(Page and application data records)

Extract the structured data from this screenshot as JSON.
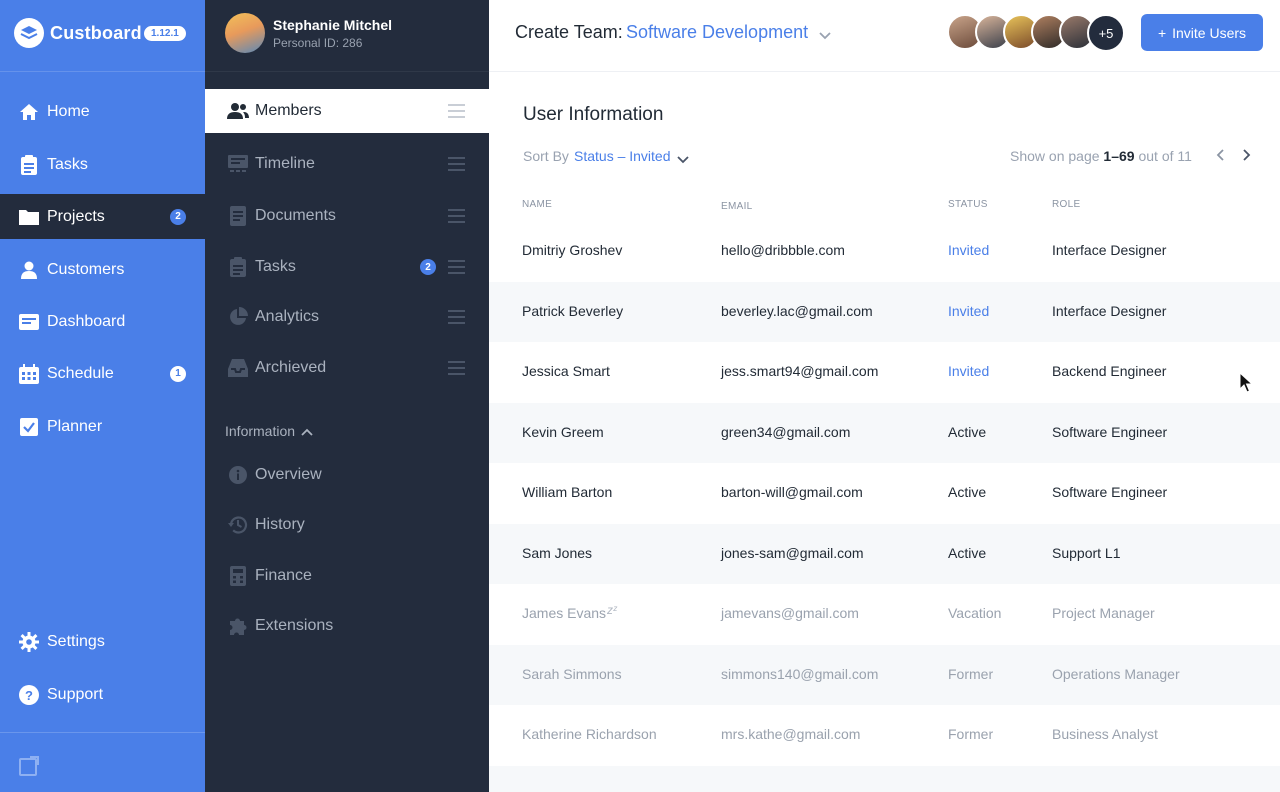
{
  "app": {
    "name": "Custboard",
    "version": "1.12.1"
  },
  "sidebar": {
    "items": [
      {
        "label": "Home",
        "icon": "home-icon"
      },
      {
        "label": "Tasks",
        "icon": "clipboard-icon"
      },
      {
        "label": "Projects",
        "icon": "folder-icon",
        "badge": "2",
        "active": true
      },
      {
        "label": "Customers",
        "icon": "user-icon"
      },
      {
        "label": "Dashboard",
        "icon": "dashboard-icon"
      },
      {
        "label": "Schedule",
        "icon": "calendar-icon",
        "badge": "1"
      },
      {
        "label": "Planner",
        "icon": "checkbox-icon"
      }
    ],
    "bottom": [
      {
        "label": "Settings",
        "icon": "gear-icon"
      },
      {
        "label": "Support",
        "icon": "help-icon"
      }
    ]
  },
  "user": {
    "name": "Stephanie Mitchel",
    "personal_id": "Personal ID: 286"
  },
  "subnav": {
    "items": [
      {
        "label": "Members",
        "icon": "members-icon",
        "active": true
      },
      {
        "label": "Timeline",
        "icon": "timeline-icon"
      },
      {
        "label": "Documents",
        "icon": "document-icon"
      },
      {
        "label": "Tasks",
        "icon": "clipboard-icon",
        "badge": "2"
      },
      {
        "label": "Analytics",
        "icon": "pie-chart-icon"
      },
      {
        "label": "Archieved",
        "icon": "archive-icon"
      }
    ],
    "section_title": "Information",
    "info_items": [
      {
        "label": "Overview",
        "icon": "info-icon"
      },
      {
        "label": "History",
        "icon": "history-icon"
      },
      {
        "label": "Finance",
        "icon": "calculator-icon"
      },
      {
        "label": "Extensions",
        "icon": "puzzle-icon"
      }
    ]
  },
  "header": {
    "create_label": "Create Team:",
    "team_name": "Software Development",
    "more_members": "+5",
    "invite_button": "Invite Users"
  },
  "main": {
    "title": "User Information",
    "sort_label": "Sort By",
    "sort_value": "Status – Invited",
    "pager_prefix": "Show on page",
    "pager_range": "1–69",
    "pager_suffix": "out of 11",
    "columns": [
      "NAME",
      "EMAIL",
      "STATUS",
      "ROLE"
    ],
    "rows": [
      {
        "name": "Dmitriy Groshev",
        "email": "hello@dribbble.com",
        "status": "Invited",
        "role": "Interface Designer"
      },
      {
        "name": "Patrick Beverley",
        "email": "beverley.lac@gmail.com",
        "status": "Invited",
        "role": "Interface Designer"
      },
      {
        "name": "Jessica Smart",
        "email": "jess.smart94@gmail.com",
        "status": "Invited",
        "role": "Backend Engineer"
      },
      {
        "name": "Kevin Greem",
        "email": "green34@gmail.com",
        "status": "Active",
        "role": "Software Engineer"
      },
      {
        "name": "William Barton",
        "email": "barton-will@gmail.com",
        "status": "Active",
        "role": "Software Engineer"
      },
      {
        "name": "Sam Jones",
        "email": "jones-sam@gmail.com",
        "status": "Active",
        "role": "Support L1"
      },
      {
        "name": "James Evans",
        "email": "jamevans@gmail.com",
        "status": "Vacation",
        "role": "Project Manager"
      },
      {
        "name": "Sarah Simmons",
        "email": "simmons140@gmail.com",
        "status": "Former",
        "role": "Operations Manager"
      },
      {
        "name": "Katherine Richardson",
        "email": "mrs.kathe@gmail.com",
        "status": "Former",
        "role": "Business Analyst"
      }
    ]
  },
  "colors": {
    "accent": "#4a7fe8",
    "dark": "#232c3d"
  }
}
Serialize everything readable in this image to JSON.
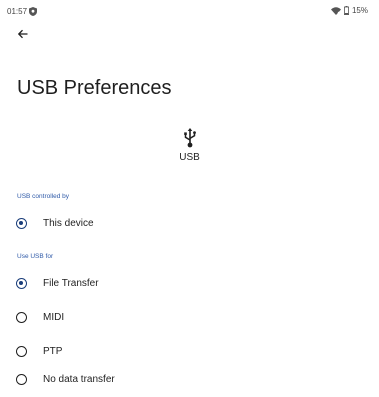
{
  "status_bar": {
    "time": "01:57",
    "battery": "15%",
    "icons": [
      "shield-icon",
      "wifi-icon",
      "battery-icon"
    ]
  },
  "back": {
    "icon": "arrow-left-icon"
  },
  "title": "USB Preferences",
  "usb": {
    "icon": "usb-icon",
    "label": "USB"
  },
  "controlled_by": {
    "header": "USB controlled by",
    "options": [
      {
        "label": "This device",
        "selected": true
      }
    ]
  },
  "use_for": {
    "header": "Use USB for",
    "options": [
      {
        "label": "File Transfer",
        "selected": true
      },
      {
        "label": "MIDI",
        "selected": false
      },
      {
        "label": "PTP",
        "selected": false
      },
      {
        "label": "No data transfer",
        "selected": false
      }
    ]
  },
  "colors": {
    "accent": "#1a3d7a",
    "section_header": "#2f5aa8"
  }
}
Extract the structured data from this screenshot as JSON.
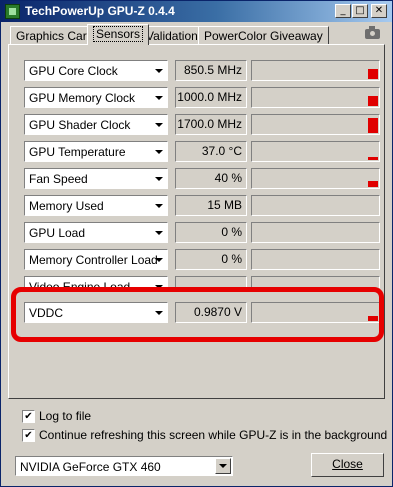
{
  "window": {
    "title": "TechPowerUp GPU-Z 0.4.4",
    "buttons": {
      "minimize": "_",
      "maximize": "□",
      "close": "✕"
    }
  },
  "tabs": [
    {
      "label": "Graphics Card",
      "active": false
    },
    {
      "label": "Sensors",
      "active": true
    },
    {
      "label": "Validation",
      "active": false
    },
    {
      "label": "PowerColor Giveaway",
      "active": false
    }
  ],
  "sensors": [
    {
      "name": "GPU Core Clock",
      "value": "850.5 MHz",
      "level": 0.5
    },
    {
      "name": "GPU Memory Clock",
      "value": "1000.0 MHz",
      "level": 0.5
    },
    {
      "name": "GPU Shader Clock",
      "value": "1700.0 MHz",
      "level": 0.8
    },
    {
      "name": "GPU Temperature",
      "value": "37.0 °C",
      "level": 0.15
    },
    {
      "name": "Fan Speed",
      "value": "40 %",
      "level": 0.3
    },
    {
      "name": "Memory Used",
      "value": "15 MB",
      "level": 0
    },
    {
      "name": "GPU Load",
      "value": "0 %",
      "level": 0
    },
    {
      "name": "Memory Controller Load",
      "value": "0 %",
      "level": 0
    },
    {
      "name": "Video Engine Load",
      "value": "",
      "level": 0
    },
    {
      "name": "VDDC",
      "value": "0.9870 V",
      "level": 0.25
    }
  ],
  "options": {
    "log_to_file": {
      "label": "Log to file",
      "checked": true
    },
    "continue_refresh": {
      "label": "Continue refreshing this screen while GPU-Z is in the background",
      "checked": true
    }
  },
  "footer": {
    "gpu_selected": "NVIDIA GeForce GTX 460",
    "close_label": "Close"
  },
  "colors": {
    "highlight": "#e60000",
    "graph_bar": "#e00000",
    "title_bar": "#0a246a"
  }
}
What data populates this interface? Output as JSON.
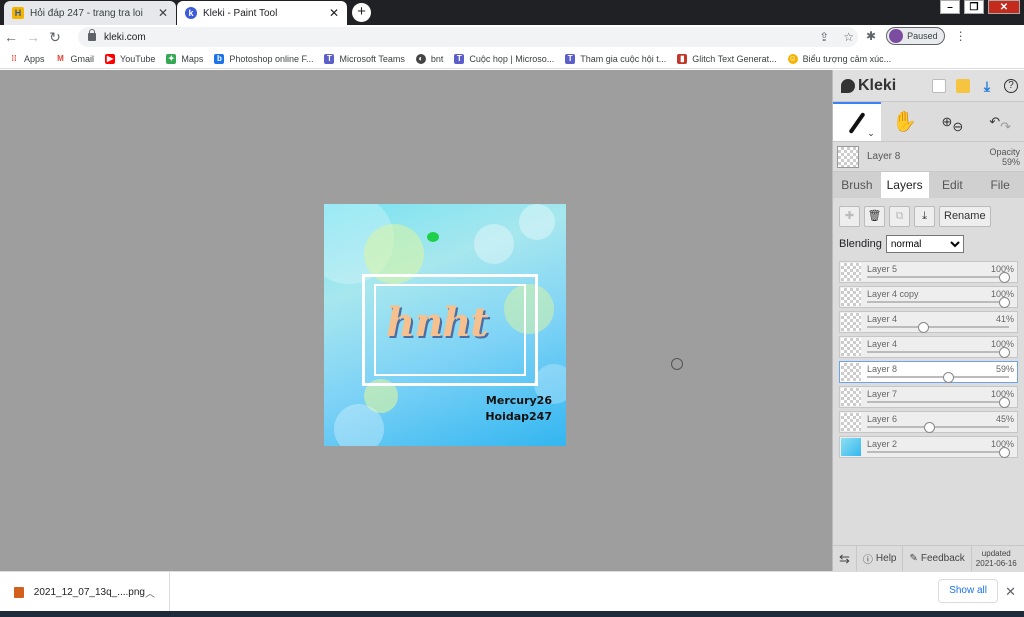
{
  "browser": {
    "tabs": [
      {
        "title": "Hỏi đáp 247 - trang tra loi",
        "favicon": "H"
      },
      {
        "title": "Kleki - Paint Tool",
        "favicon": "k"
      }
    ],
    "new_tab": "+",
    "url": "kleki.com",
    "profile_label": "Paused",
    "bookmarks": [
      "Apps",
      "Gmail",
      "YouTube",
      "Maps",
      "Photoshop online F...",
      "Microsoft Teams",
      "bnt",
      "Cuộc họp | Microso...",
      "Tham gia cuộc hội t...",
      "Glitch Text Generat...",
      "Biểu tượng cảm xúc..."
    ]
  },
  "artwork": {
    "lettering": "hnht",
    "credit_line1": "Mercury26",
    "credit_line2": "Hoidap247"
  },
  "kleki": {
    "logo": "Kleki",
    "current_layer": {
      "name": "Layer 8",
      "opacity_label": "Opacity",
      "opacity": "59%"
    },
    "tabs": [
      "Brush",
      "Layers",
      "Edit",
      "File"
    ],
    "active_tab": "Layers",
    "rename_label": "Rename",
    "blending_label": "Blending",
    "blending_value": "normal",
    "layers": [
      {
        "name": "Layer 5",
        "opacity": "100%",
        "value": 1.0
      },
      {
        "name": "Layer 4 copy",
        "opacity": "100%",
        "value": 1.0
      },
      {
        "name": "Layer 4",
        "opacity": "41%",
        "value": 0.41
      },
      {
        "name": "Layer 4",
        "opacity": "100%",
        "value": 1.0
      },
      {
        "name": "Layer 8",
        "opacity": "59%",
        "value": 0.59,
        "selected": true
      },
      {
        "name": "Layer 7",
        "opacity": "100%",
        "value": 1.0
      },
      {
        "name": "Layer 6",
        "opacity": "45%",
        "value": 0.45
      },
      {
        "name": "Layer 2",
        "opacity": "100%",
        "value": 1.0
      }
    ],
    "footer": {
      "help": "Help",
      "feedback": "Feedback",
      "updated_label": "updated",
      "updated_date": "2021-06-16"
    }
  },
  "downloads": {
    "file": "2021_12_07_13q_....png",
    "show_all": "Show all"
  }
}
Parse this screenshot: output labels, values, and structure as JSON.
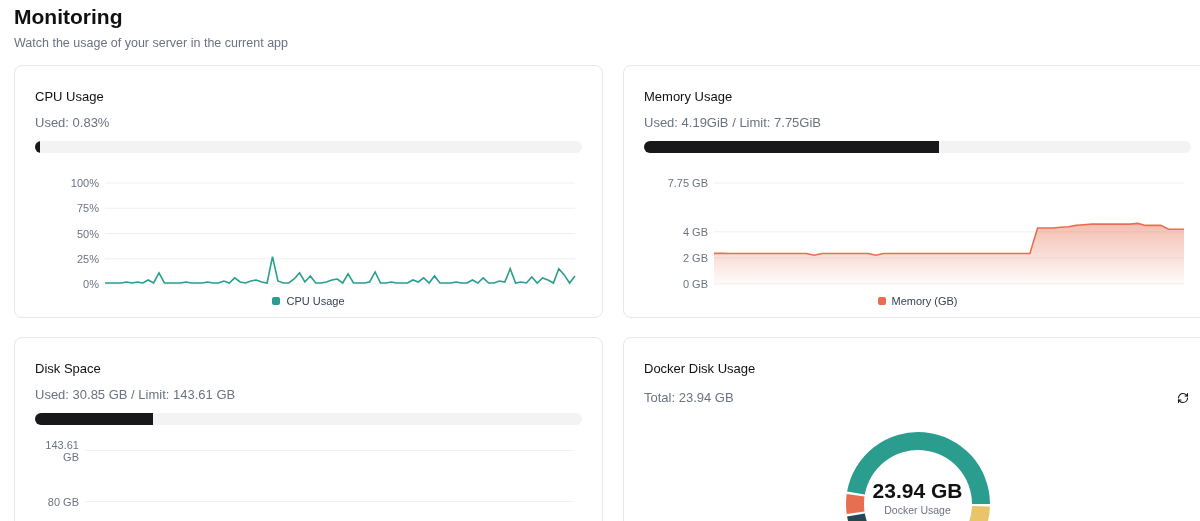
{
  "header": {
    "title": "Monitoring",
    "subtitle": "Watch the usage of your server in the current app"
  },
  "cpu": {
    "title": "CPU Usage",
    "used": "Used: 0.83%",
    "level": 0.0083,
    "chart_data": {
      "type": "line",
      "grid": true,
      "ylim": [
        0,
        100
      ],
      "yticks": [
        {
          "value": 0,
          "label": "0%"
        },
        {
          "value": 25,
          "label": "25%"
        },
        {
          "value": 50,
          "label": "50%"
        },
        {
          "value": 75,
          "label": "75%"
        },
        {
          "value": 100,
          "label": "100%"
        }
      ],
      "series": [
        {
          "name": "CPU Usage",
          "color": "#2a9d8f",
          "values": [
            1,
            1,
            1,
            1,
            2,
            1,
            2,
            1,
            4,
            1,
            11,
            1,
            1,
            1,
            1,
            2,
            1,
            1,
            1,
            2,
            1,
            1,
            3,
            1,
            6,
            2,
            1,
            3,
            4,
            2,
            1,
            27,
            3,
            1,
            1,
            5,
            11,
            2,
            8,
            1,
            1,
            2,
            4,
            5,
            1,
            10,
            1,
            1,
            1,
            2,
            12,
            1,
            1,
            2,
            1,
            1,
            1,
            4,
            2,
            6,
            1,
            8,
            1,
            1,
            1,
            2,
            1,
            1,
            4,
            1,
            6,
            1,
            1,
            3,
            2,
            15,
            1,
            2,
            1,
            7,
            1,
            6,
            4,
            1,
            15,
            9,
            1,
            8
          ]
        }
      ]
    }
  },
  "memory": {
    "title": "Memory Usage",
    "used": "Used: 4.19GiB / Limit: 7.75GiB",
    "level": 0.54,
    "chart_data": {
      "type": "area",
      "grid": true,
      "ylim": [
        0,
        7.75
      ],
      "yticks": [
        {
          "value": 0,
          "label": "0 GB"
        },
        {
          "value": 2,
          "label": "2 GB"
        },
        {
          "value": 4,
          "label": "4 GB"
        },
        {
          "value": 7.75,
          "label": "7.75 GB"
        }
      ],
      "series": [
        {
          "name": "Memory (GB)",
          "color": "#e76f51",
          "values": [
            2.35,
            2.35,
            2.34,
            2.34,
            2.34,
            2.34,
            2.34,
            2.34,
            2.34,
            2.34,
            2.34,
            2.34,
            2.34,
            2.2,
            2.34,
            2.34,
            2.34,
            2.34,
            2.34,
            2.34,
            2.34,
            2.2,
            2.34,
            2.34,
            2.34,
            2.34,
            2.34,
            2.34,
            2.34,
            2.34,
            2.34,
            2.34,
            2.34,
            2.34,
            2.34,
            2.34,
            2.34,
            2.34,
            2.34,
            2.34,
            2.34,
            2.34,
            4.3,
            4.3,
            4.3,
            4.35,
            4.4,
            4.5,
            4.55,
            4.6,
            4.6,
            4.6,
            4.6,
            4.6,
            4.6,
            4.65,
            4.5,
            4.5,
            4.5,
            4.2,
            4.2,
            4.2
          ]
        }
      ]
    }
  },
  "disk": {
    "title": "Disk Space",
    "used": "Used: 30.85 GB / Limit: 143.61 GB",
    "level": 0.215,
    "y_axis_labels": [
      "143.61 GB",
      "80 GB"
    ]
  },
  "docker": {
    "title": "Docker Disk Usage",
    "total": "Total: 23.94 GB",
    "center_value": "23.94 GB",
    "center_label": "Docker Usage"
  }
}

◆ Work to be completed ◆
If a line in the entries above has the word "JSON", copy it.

◆ Answer section ◆
Extract the structured data from this screenshot as JSON.
Serialize everything readable in this image to JSON.
Extract the structured data from this screenshot as JSON.
What data populates this interface? Output as JSON.
Parse this screenshot: output labels, values, and structure as JSON.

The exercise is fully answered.